Atypical Anorexia Nervosa (A-AN) The reality is that disordered eating and resulting medical complications can occur with previously overweight patients who present with major absolute weight loss over a short time. This is called Atypical Anorexia Nervosa (A-AN), also known as “weight suppression.”
What is a defining characteristic of anorexia nervosa?
Anorexia (an-o-REK-see-uh) nervosa — often simply called anorexia — is an eating disorder characterized by an abnormally low body weight, an intense fear of gaining weight and a distorted perception of weight.
Do you have to be underweight to be diagnosed with anorexia?
But unlike people with anorexia nervosa, those with atypical anorexia aren’t underweight. Their body weight tends to fall within or above the so-called normal range. Over time, people with atypical anorexia can become underweight and meet the criteria for anorexia nervosa.
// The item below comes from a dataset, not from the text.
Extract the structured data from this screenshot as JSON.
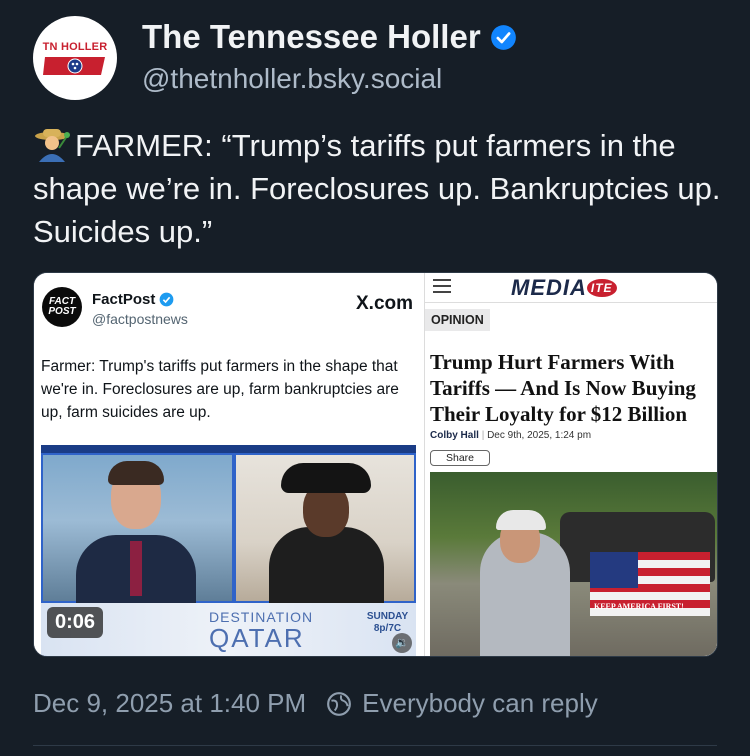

Is bigorexia in the DSM?
The American Psychiatric Association recognized muscle dysmorphia with the fifth edition of the Diagnostic and Statistical Manual of Mental Disorders. This DSM-5, published in 2013, classifies it under body dysmorphic disorder.
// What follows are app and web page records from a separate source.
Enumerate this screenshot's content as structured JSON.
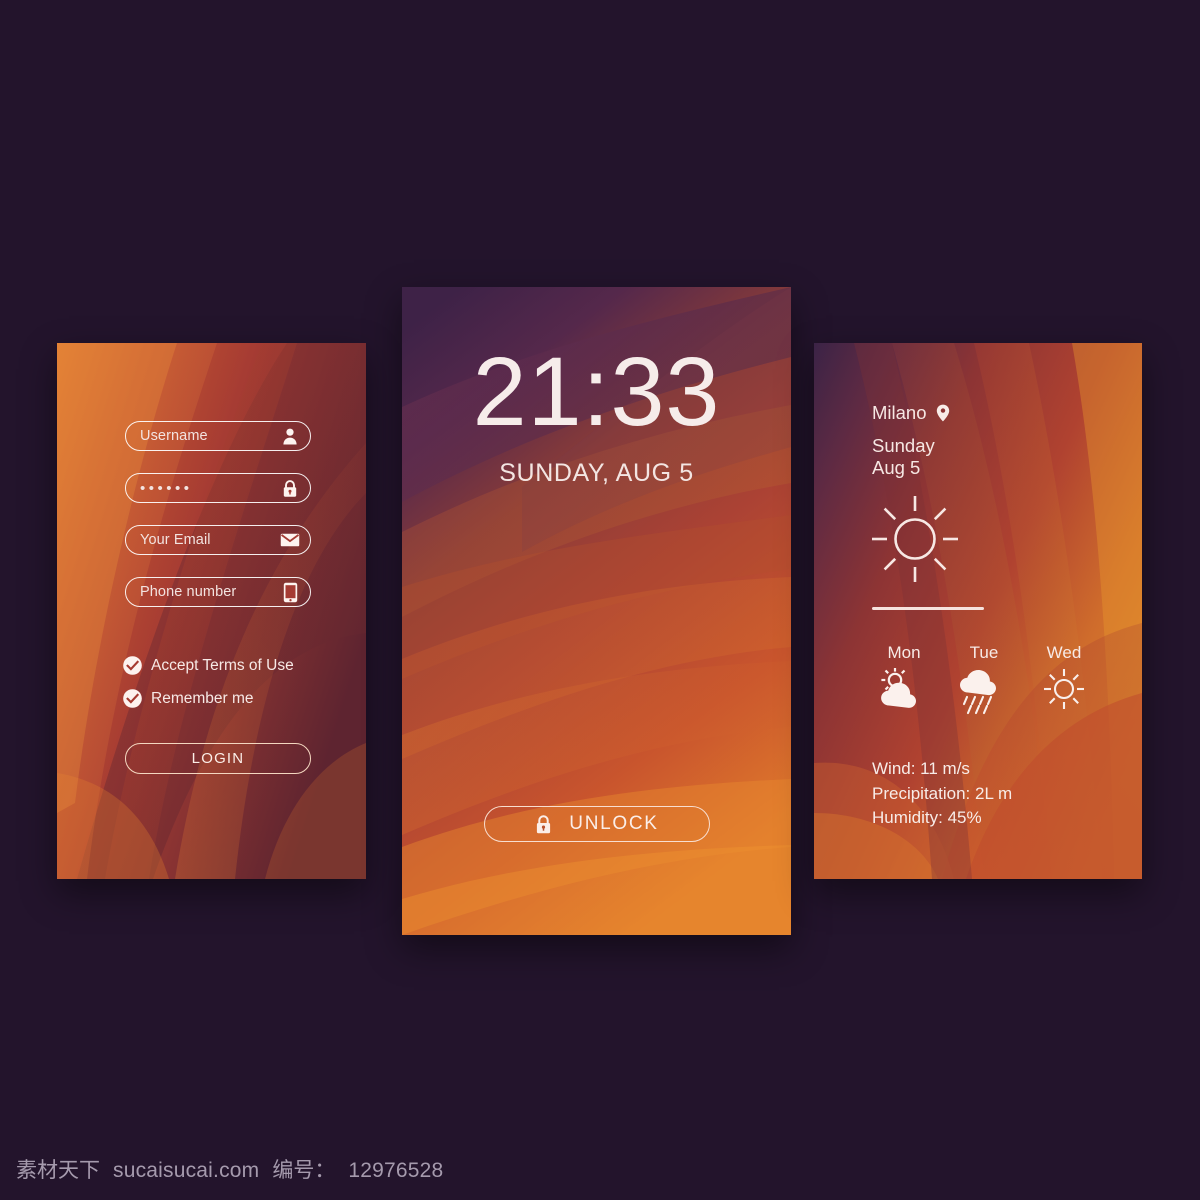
{
  "background_color": "#23142c",
  "login": {
    "panel_name": "login-screen",
    "fields": [
      {
        "name": "username",
        "value": "Username",
        "icon": "user-icon"
      },
      {
        "name": "password",
        "value": "••••••",
        "icon": "lock-icon"
      },
      {
        "name": "email",
        "value": "Your Email",
        "icon": "envelope-icon"
      },
      {
        "name": "phone",
        "value": "Phone number",
        "icon": "phone-icon"
      }
    ],
    "checkboxes": [
      {
        "label": "Accept Terms of Use",
        "checked": true
      },
      {
        "label": "Remember me",
        "checked": true
      }
    ],
    "login_button": "LOGIN"
  },
  "lockscreen": {
    "panel_name": "lock-screen",
    "time": "21:33",
    "date": "SUNDAY, AUG 5",
    "unlock_button": "UNLOCK",
    "unlock_icon": "lock-icon"
  },
  "weather": {
    "panel_name": "weather-screen",
    "city": "Milano",
    "location_icon": "map-pin-icon",
    "day": "Sunday",
    "date": "Aug 5",
    "current_icon": "sun-icon",
    "forecast": [
      {
        "day": "Mon",
        "icon": "sun-cloud-icon"
      },
      {
        "day": "Tue",
        "icon": "rain-cloud-icon"
      },
      {
        "day": "Wed",
        "icon": "sun-icon"
      }
    ],
    "stats": [
      "Wind: 11 m/s",
      "Precipitation: 2L m",
      "Humidity: 45%"
    ]
  },
  "footer": {
    "site_cn": "素材天下",
    "site_url": "sucaisucai.com",
    "id_label": "编号：",
    "id_value": "12976528"
  }
}
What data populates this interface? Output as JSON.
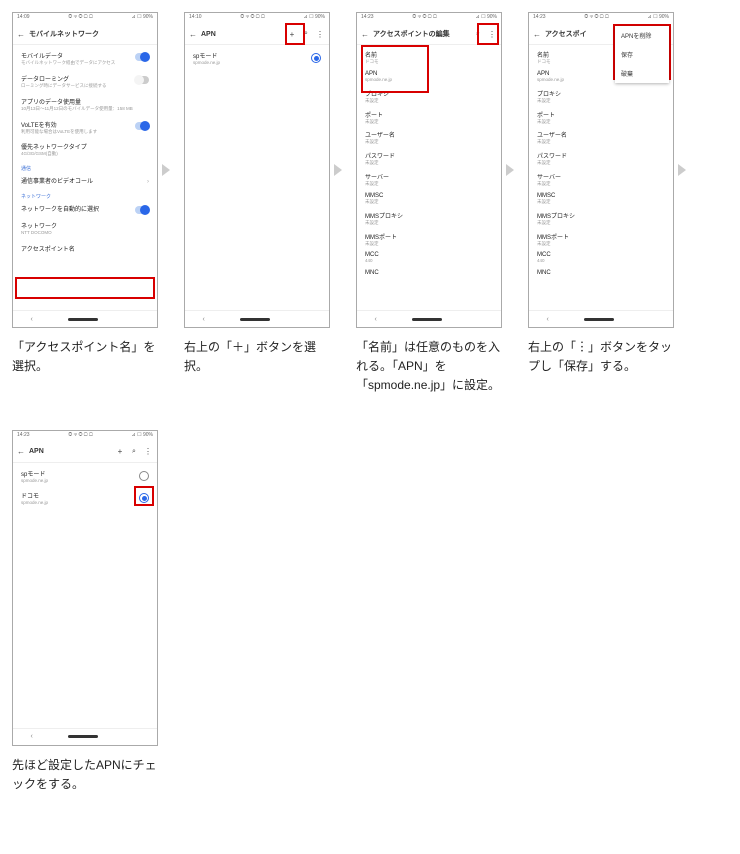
{
  "status": {
    "time1": "14:09",
    "time2": "14:10",
    "time3": "14:23",
    "lefticons": "◎ ፨ ◎ ▢ ▢",
    "right": "⊿ ☐ 90%"
  },
  "screen1": {
    "title": "モバイルネットワーク",
    "items": [
      {
        "label": "モバイルデータ",
        "sub": "モバイルネットワーク経由でデータにアクセス",
        "toggle": true
      },
      {
        "label": "データローミング",
        "sub": "ローミング時にデータサービスに接続する",
        "toggle": false
      },
      {
        "label": "アプリのデータ使用量",
        "sub": "10月13日〜11月12日のモバイルデータ使用量：158 MB"
      },
      {
        "label": "VoLTEを有効",
        "sub": "利用可能な場合はVoLTEを使用します",
        "toggle": true
      },
      {
        "label": "優先ネットワークタイプ",
        "sub": "4G/3G/GSM(自動)"
      }
    ],
    "section_tsushin": "通信",
    "video_call": "通信事業者のビデオコール",
    "section_network": "ネットワーク",
    "auto_net": {
      "label": "ネットワークを自動的に選択",
      "toggle": true
    },
    "net_gray": {
      "label": "ネットワーク",
      "sub": "NTT DOCOMO"
    },
    "apn": "アクセスポイント名"
  },
  "screen2": {
    "title": "APN",
    "item": {
      "label": "spモード",
      "sub": "spmode.ne.jp"
    }
  },
  "screen3": {
    "title": "アクセスポイントの編集",
    "fields": [
      {
        "label": "名前",
        "val": "ドコモ"
      },
      {
        "label": "APN",
        "val": "spmode.ne.jp"
      },
      {
        "label": "プロキシ",
        "val": "未設定"
      },
      {
        "label": "ポート",
        "val": "未設定"
      },
      {
        "label": "ユーザー名",
        "val": "未設定"
      },
      {
        "label": "パスワード",
        "val": "未設定"
      },
      {
        "label": "サーバー",
        "val": "未設定"
      },
      {
        "label": "MMSC",
        "val": "未設定"
      },
      {
        "label": "MMSプロキシ",
        "val": "未設定"
      },
      {
        "label": "MMSポート",
        "val": "未設定"
      },
      {
        "label": "MCC",
        "val": "440"
      },
      {
        "label": "MNC",
        "val": ""
      }
    ]
  },
  "screen4": {
    "title": "アクセスポイ",
    "menu": [
      "APNを削除",
      "保存",
      "破棄"
    ]
  },
  "screen5": {
    "title": "APN",
    "items": [
      {
        "label": "spモード",
        "sub": "spmode.ne.jp",
        "sel": false
      },
      {
        "label": "ドコモ",
        "sub": "spmode.ne.jp",
        "sel": true
      }
    ]
  },
  "captions": [
    "「アクセスポイント名」を選択。",
    "右上の「＋」ボタンを選択。",
    "「名前」は任意のものを入れる。「APN」を「spmode.ne.jp」に設定。",
    "右上の「︙」ボタンをタップし「保存」する。",
    "先ほど設定したAPNにチェックをする。"
  ]
}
What’s the opposite of anorexia?
Megarexia represents the opposite of anorexia: people who suffer Megarexia perceive themselves as healthy and thin when actually they have an obesity problem.
What is secondary anorexia?
Secondary anorexia is one of the main factors responsible for the development of malnutrition, which in turn negatively affects patient morbidity and mortality. Different mechanisms have been proposed to explain the pathogenesis of secondary anorexia.
What is anorexia neurosis?
Anorexia nervosa is a life-threatening eating disorder and a serious mental illness. It causes severe weight loss. Having an eating disorder is not about vanity. People with anorexia nervosa commonly have an unhealthy focus on food, weight or body shape.
Which of the following diagnoses is new to the DSM-5?
Excoriation (skin-picking) disorder is newly added to DSM-5, with strong evidence for its diagnostic validity and clinical utility. DSM-IV included a specifier “with obsessive-compulsive symptoms” in the diagnoses of anxiety disor- ders due to a general medical condition and substance-induced anxiety disorders.
Which eating disorder has the highest mortality?
Background. Anorexia nervosa (AN) is a common eating disorder with the highest mortality rate of all psychiatric diseases.
What disorders are often comorbid with eating disorders?
- bipolar disorder.
- panic and anxiety disorders.
- post-traumatic stress disorder(PTSD)
- obsessive compulsive disorder (OCD)
- obsessive compulsive personality disorder (which is different from OCD)
- borderline personality disorder.
- sleep disorders.
Why do anorexics grow body hair?
Because lanugo protects the skin and body, people who are malnourished may grow this hair on their face and body later in life. This occurs in eating disorders such as anorexia nervosa or bulimia.
Is there a gene for anorexia?
Although thought of as a psychological problem, the eating disorder anorexia nervosa often runs in families, suggesting that it has a genetic component. Now researchers have found two genes that help determine the risk of acquiring the disease.
What is the ICD 10 code for anorexia nervosa?
1 Atypical anorexia nervosa. Disorders that fulfil some of the features of anorexia nervosa but in which the overall clinical picture does not justify that diagnosis.
What are 3 examples of disordered eating behaviors?
- Frequent dieting, anxiety associated with specific foods or meal skipping.
- Chronic weight fluctuations.
- Rigid rituals and routines surrounding food and exercise.
- Feelings of guilt and shame associated with eating.
What are the names of the eating disorders?
- Anorexia Nervosa.
- Bulimia Nervosa.
- Muscle Dysmorphia.
- Binge Eating Disorder (BED)
- Other Specified Feeding or Eating Disorder (OSFED)
- Compulsive Over Eating (COE)
- Prader Willi Syndrome.